The Care Quality Commission has lifted the final condition imposed on the Heart of England NHS Foundation Trust after inspectors found the trust has made the necessary improvements to assess the training needs of staff.
In April 2010 the regulator registered the trust on condition it made improvements to three essential standards of care when it introduced a new registration system for all health and adult social care services. Two conditions were removed in October 2010.
Inspectors gathered information to support their decision during visits to three hospitals (Heartlands, Solihull and Good Hope Hospital) in December. These visits were carried out specifically to see if the trust had made the necessary improvements relating to the training needs of staff.
Inspectors spoke to patients and relatives in the Accident & Emergency department and on wards which provide care to older people.
Patients in A & E said they were pleased with the standards of service and that staff are always “helpful and polite”.
People staying on wards also commented on how quickly they had been assessed on arrival and improved standards of cleanliness.
Staff confirmed that they had contributed to appraisals at which their training needs had been assessed.
The report published today says the trust has:
- Given staff training in dementia care, safeguarding and infection control
- Launched a Faculty of Education one stop shop for staff; which has increased access and information and advice and guidance to support staff learning and career development
- Evidenced improvements to induction and ongoing training opportunities for all staff
- Provided staff with access to online training
- Given staff access to a range of in-house training that covers key skills to masters degree level courses.
Andrea Gordon CQC regional director for the East and West Midlands said:
”We are confident that trust has reviewed its approach to supporting staff by improving access to training and development opportunities.
“This is positive step which is already improving patient experiences and giving staff better access to support and training which helps them to improve their performance in their respective roles.
She continued: “The trust has assured us that they will continue to sustain and deliver training that meets the changing needs of staff across the trust.
”We would like to thank everyone who spoke to us to help us get a real understanding of how the trust has addressed our previous concerns.”
SOLIHULL residents are being urged to get involved with Solihull Hospital following the recent formation of a user group to represent patients and carers who use the hospital.
The Solihull Patient and Carer Advisory Group will meet every six to eight weeks at Solihull Hospital and provides both patients and careers the chance to share their opinions with senior hospital management about current and future services.
Heart of England Foundation Trust, which manages Solihull Hospital, has a well established network of user groups and the Solihull group is the latest addition to this.

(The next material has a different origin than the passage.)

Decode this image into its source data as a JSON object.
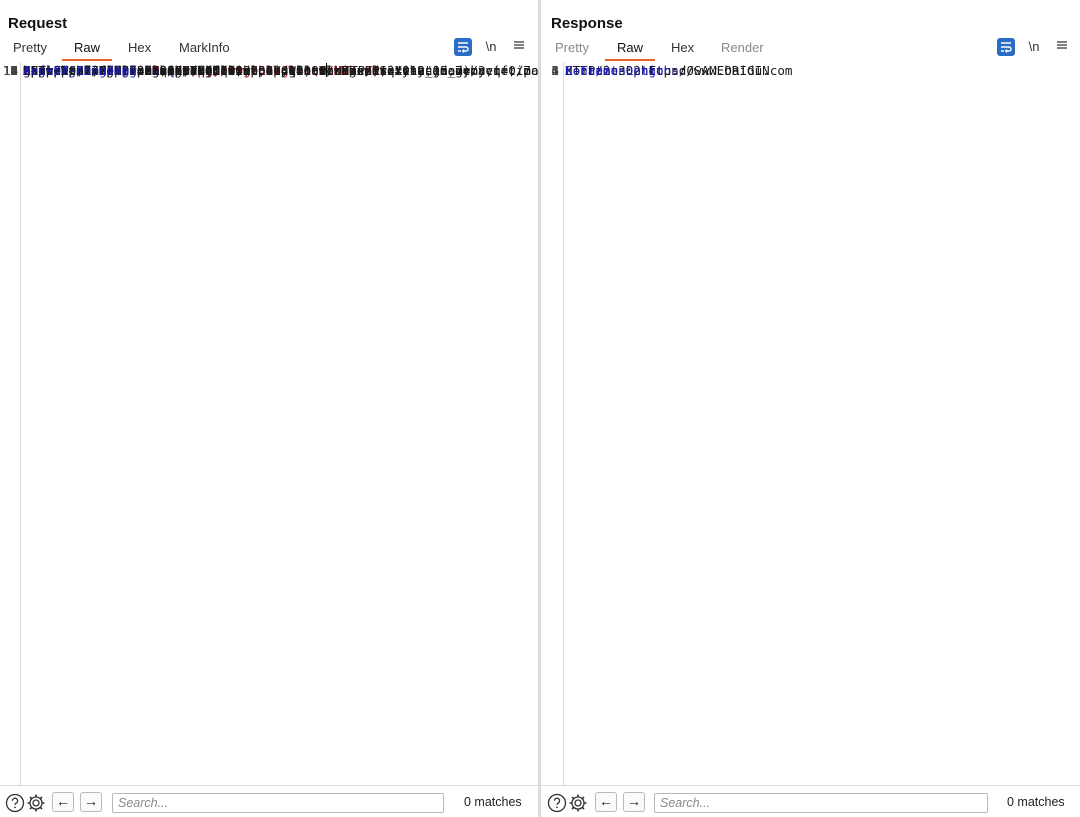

Jamie Emery, patient and public involvement manager from Heart of England NHS Foundation Trust, said: “User representation is a very powerful way of shaping services and providing feedback to senior managers in an open forum. The approach works well and we will be delighted to encourage individuals who wish to make a difference to their hospital to come forward and help us improve the services we deliver.”
The next Solihull meeting will be held on Wednesday 16 February 2011 at Solihull Hospital and meet every six to eight weeks in the early evening.
For further detail please contact Tom McLoughlin, patient and public involvement support officer on 0121 424 0548 or email@example.com